**THE TASK**
Report every line from the following entries that contains the string "icon".

**DATA FOR REVIEW**
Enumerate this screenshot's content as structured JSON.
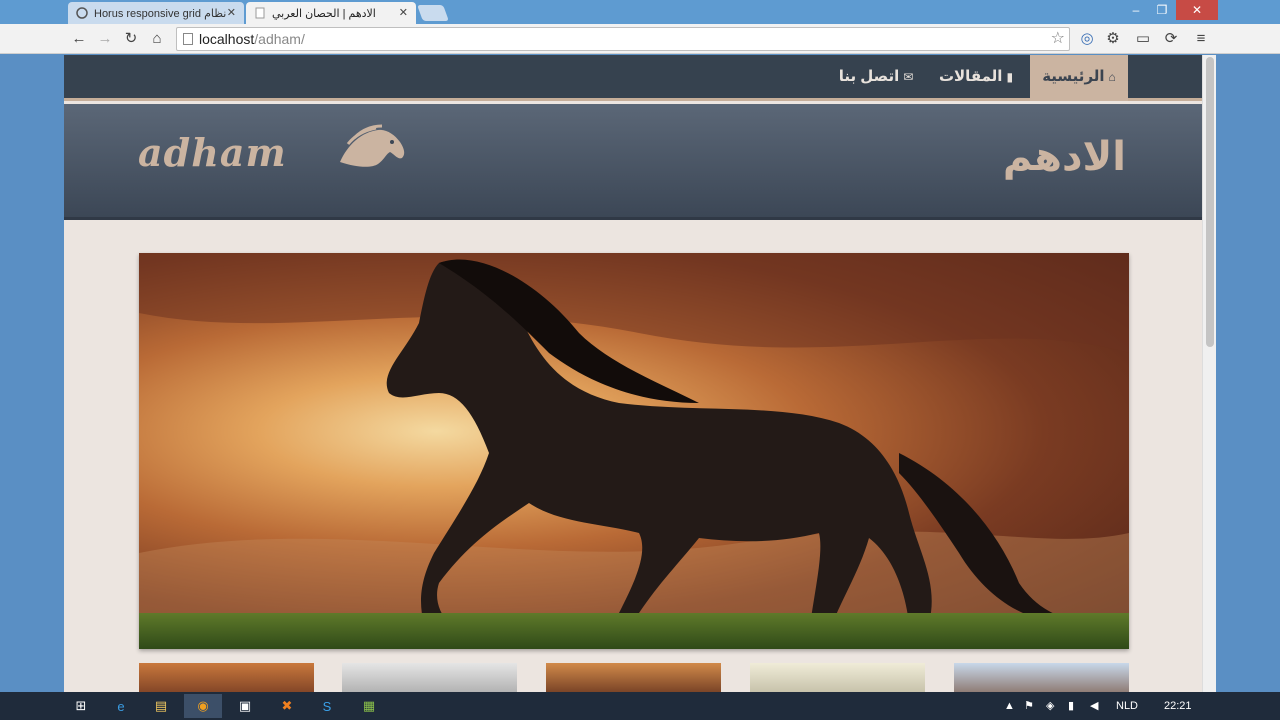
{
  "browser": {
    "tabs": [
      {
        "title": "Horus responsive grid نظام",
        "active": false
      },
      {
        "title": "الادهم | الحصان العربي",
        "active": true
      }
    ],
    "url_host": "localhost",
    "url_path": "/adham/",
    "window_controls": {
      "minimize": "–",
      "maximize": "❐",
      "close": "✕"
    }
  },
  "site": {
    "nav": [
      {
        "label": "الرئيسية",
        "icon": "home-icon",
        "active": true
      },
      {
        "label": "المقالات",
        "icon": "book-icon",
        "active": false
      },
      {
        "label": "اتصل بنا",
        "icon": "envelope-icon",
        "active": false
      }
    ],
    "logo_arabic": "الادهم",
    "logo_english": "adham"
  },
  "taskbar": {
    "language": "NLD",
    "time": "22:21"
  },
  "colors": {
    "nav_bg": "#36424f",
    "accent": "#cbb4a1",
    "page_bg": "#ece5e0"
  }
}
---
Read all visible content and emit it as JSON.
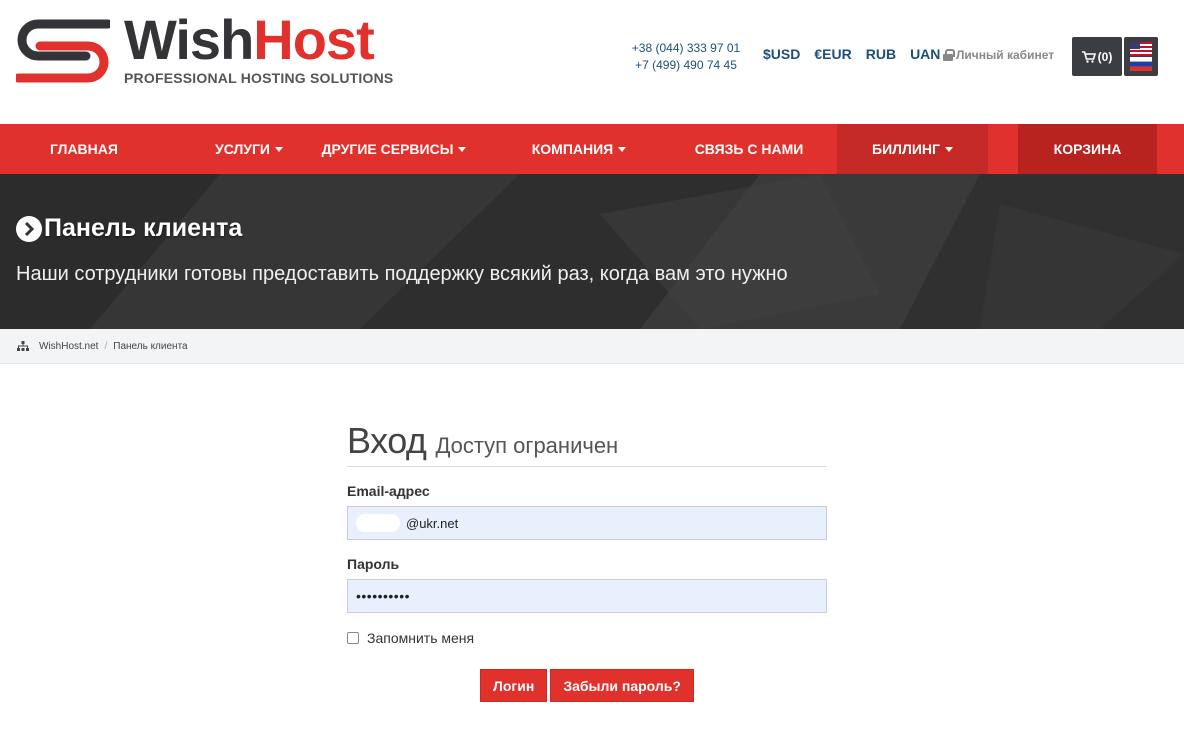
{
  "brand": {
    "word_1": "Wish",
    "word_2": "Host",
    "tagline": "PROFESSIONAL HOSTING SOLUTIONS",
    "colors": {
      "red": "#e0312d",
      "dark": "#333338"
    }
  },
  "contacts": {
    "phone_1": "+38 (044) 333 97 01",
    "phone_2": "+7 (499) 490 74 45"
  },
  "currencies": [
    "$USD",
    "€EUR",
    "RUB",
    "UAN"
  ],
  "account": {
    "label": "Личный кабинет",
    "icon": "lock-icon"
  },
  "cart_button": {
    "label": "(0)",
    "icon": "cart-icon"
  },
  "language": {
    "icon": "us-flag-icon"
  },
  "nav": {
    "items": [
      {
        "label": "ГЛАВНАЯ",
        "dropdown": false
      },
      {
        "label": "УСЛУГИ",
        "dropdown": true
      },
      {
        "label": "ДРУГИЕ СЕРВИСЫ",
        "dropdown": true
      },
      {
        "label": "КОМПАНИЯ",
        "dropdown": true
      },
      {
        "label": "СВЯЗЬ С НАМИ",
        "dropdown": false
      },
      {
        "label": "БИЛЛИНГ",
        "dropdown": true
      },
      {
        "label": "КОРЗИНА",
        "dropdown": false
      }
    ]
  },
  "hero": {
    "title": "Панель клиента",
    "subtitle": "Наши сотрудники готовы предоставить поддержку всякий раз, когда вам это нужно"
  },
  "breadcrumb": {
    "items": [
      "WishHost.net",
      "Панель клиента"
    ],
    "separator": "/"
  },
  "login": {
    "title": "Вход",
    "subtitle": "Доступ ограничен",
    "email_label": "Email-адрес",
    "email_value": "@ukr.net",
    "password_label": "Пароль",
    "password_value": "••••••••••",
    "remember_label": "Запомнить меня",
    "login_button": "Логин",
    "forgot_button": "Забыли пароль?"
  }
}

**RESPONSE AREA**
        "icon": "home-icon",
        "icon": "book-icon",
        "icon": "envelope-icon",
    "icon": "lock-icon"
    "icon": "cart-icon"
    "icon": "us-flag-icon"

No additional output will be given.